Task objective —
Where does the string "VALUES" occur in the records below? Copy every line that holds it.

Data for processing —
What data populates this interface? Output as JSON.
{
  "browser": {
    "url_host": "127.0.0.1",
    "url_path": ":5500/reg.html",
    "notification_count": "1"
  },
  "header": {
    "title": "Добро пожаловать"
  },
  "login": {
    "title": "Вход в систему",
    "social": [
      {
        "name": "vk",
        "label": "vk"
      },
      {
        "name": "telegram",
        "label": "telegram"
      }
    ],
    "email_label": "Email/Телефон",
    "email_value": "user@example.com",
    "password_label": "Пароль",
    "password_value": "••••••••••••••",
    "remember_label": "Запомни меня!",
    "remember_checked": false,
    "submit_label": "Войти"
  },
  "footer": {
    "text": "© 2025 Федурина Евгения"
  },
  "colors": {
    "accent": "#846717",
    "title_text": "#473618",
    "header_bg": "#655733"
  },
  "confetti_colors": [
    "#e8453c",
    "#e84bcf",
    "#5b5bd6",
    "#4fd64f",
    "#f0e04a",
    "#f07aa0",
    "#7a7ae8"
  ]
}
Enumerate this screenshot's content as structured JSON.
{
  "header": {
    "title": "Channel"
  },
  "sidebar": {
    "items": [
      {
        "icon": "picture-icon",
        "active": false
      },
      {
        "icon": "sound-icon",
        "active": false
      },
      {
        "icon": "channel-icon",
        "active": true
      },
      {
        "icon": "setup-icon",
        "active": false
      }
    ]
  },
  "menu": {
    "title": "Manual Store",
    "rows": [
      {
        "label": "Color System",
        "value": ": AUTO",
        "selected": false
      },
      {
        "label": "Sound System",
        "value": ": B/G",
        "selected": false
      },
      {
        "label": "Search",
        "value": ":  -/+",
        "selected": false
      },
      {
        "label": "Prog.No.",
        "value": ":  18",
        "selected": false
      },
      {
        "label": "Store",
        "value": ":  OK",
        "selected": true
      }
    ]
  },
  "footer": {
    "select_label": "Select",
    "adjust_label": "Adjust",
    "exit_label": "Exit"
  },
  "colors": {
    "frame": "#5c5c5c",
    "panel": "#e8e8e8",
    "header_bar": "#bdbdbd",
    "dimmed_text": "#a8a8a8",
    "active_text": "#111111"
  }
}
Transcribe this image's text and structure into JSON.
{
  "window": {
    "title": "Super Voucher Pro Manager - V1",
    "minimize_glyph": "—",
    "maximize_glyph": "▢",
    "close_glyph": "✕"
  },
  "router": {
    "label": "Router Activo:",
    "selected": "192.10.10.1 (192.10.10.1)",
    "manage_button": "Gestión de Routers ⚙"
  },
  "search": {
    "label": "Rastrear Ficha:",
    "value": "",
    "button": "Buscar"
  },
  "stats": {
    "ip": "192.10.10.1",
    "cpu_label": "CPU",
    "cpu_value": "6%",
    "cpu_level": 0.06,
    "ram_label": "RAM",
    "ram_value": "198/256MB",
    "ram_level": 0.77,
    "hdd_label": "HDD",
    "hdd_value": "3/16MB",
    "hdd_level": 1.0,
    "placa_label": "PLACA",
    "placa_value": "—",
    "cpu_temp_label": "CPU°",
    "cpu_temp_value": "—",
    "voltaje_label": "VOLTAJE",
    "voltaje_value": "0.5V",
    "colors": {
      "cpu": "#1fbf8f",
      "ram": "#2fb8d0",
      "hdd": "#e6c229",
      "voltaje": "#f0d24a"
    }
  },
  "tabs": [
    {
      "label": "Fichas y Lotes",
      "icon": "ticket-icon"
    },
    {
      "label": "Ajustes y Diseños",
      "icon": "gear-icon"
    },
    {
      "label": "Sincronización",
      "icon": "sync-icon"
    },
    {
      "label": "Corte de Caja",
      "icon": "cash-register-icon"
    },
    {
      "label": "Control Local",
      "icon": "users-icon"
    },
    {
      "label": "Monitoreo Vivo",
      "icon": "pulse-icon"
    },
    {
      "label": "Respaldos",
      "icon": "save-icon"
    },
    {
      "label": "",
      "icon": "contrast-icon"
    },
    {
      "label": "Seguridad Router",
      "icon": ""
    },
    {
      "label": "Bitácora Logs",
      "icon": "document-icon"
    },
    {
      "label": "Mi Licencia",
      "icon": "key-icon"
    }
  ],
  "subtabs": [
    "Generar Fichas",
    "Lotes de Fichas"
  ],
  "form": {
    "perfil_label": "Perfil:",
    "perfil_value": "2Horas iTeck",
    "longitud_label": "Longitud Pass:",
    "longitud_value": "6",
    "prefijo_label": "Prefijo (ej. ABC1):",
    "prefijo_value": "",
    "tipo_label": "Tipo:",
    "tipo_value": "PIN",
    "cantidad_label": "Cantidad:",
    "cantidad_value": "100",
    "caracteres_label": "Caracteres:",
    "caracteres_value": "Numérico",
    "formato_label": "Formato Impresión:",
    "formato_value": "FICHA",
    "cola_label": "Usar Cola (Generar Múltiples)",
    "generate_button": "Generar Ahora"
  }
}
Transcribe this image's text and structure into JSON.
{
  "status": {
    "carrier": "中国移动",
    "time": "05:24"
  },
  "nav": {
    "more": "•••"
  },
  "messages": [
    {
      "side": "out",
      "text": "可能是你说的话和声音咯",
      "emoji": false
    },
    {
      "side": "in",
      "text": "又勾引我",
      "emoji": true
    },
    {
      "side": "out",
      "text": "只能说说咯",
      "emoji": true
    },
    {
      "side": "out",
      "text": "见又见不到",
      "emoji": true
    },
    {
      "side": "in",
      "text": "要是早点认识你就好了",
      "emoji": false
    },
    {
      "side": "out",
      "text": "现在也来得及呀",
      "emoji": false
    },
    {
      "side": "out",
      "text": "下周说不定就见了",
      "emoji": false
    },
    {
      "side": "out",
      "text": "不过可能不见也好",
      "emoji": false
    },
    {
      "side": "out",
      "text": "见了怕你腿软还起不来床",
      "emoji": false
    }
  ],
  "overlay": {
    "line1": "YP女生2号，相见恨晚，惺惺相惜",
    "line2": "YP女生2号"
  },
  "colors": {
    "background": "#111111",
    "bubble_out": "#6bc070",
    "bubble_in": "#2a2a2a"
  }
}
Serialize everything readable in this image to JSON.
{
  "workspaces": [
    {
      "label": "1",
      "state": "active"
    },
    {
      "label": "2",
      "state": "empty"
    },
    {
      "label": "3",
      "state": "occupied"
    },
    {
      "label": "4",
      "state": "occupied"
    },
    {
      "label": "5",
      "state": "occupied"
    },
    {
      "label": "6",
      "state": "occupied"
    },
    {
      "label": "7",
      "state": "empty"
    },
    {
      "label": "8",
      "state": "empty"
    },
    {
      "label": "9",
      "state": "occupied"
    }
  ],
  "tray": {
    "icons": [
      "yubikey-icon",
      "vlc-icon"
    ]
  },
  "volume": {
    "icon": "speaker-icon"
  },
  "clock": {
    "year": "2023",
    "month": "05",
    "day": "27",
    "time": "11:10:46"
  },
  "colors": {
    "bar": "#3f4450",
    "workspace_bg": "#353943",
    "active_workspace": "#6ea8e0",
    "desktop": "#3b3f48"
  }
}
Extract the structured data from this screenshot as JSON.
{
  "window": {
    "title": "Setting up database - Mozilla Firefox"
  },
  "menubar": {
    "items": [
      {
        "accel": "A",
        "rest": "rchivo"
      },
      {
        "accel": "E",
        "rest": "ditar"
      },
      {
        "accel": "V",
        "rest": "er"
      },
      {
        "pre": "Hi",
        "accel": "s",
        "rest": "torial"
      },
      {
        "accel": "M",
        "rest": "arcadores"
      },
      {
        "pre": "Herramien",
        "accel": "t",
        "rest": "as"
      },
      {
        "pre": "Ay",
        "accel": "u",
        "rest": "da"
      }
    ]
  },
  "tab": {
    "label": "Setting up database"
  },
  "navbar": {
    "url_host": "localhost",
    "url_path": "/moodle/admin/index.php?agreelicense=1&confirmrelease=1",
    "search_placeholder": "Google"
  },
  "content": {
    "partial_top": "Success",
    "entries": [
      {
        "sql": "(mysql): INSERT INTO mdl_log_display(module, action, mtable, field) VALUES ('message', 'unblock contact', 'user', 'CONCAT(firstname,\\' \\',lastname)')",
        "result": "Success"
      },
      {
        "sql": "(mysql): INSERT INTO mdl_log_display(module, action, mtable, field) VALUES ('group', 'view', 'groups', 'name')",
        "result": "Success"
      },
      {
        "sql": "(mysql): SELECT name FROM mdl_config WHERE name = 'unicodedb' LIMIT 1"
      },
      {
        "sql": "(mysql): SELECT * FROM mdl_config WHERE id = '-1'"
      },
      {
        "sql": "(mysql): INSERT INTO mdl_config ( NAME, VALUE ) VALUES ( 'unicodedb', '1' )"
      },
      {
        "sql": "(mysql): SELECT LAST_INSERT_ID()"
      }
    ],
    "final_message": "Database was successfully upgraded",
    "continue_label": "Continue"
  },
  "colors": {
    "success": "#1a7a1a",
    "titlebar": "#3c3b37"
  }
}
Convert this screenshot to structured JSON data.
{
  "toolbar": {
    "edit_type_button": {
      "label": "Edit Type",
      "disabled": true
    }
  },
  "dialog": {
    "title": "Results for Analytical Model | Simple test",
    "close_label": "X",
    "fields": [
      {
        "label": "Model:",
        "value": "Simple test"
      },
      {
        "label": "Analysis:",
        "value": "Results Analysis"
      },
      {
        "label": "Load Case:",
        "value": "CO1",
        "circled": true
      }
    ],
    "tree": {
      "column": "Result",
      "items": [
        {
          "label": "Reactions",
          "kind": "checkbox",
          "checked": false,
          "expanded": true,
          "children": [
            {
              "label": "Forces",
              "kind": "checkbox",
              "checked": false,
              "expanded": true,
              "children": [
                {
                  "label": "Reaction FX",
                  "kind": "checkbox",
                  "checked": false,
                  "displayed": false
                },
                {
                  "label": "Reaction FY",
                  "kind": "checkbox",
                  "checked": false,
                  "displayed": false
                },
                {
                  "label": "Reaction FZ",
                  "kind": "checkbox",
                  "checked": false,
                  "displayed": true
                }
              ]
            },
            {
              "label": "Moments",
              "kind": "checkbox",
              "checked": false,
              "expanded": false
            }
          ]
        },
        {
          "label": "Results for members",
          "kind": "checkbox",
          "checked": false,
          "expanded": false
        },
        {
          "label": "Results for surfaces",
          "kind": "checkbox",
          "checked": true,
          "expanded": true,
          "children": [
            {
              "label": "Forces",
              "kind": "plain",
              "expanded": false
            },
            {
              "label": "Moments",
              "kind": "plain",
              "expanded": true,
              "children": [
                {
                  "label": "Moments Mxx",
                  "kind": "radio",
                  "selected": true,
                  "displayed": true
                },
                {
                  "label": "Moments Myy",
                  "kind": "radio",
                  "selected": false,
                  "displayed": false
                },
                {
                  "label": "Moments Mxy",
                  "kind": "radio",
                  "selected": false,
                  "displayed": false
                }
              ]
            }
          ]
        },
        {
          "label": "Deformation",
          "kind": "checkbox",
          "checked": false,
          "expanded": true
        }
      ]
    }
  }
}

Answer section —
        "sql": "(mysql): INSERT INTO mdl_log_display(module, action, mtable, field) VALUES ('message', 'unblock contact', 'user', 'CONCAT(firstname,\\' \\',lastname)')",
        "sql": "(mysql): INSERT INTO mdl_log_display(module, action, mtable, field) VALUES ('group', 'view', 'groups', 'name')",
        "sql": "(mysql): INSERT INTO mdl_config ( NAME, VALUE ) VALUES ( 'unicodedb', '1' )"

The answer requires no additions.